WHAT THE TASK ASKS. Each entry is to be given again precisely, and no picture may be carried over.

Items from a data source
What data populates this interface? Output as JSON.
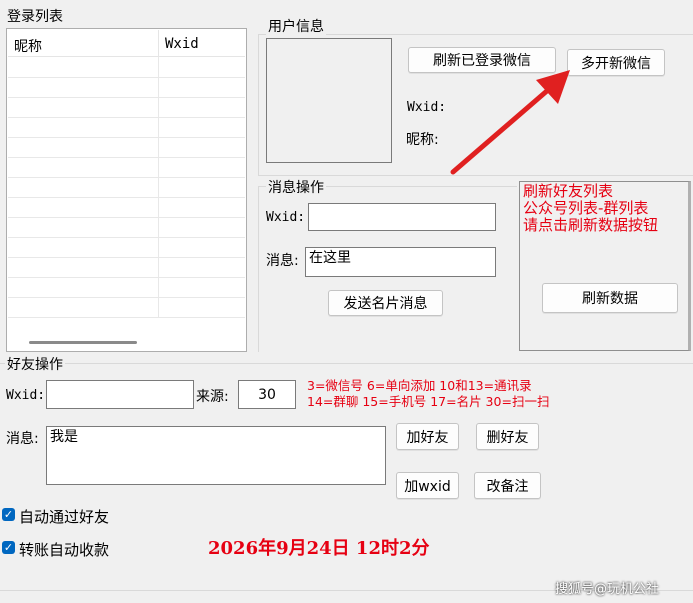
{
  "login_list": {
    "title": "登录列表",
    "columns": [
      "昵称",
      "Wxid"
    ],
    "rows": []
  },
  "user_info": {
    "title": "用户信息",
    "refresh_button": "刷新已登录微信",
    "multi_open_button": "多开新微信",
    "wxid_label": "Wxid:",
    "nickname_label": "昵称:"
  },
  "message_ops": {
    "title": "消息操作",
    "wxid_label": "Wxid:",
    "wxid_value": "",
    "message_label": "消息:",
    "message_value": "在这里",
    "send_card_button": "发送名片消息"
  },
  "refresh_panel": {
    "notice_lines": [
      "刷新好友列表",
      "公众号列表-群列表",
      "请点击刷新数据按钮"
    ],
    "refresh_button": "刷新数据"
  },
  "friend_ops": {
    "title": "好友操作",
    "wxid_label": "Wxid:",
    "wxid_value": "",
    "source_label": "来源:",
    "source_value": "30",
    "source_hint_lines": [
      "3=微信号 6=单向添加 10和13=通讯录",
      "14=群聊 15=手机号 17=名片 30=扫一扫"
    ],
    "message_label": "消息:",
    "message_value": "我是",
    "add_friend_button": "加好友",
    "delete_friend_button": "删好友",
    "add_wxid_button": "加wxid",
    "edit_remark_button": "改备注"
  },
  "options": {
    "auto_accept_label": "自动通过好友",
    "auto_accept_checked": true,
    "auto_collect_label": "转账自动收款",
    "auto_collect_checked": true
  },
  "timestamp": "2026年9月24日 12时2分",
  "watermark": "搜狐号@玩机公社",
  "colors": {
    "accent": "#0067c0",
    "annotation_red": "#e60012",
    "arrow_red": "#e02020"
  }
}
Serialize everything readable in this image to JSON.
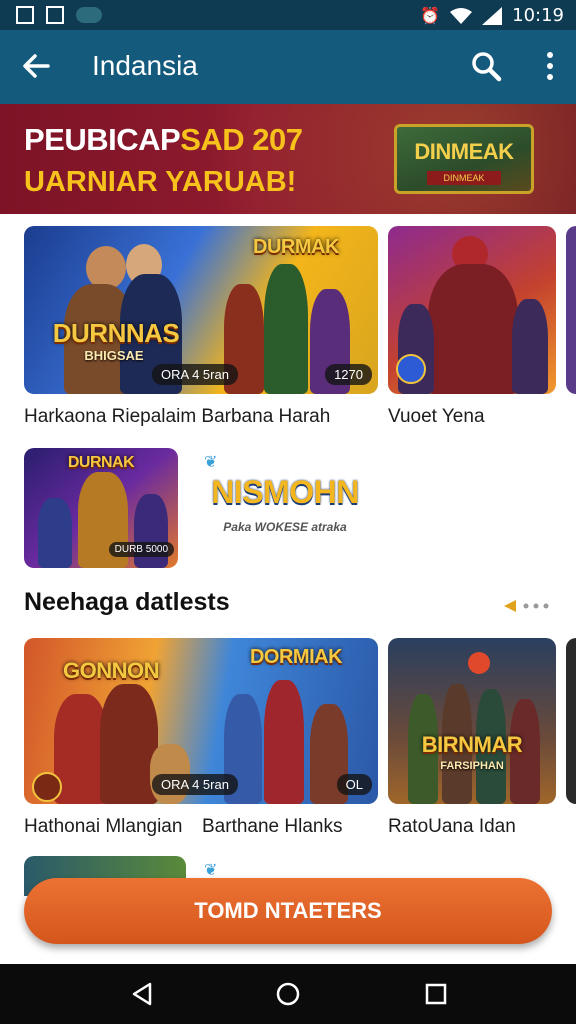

SOLUTION BELOW.
What data populates this interface? Output as JSON.
{
  "login_list": {
    "title": "登录列表",
    "columns": [
      "昵称",
      "Wxid"
    ],
    "rows": []
  },
  "user_info": {
    "title": "用户信息",
    "refresh_button": "刷新已登录微信",
    "multi_open_button": "多开新微信",
    "wxid_label": "Wxid:",
    "nickname_label": "昵称:"
  },
  "message_ops": {
    "title": "消息操作",
    "wxid_label": "Wxid:",
    "wxid_value": "",
    "message_label": "消息:",
    "message_value": "在这里",
    "send_card_button": "发送名片消息"
  },
  "refresh_panel": {
    "notice_lines": [
      "刷新好友列表",
      "公众号列表-群列表",
      "请点击刷新数据按钮"
    ],
    "refresh_button": "刷新数据"
  },
  "friend_ops": {
    "title": "好友操作",
    "wxid_label": "Wxid:",
    "wxid_value": "",
    "source_label": "来源:",
    "source_value": "30",
    "source_hint_lines": [
      "3=微信号 6=单向添加 10和13=通讯录",
      "14=群聊 15=手机号 17=名片 30=扫一扫"
    ],
    "message_label": "消息:",
    "message_value": "我是",
    "add_friend_button": "加好友",
    "delete_friend_button": "删好友",
    "add_wxid_button": "加wxid",
    "edit_remark_button": "改备注"
  },
  "options": {
    "auto_accept_label": "自动通过好友",
    "auto_accept_checked": true,
    "auto_collect_label": "转账自动收款",
    "auto_collect_checked": true
  },
  "timestamp": "2026年9月24日 12时2分",
  "watermark": "搜狐号@玩机公社",
  "colors": {
    "accent": "#0067c0",
    "annotation_red": "#e60012",
    "arrow_red": "#e02020"
  }
}
Serialize everything readable in this image to JSON.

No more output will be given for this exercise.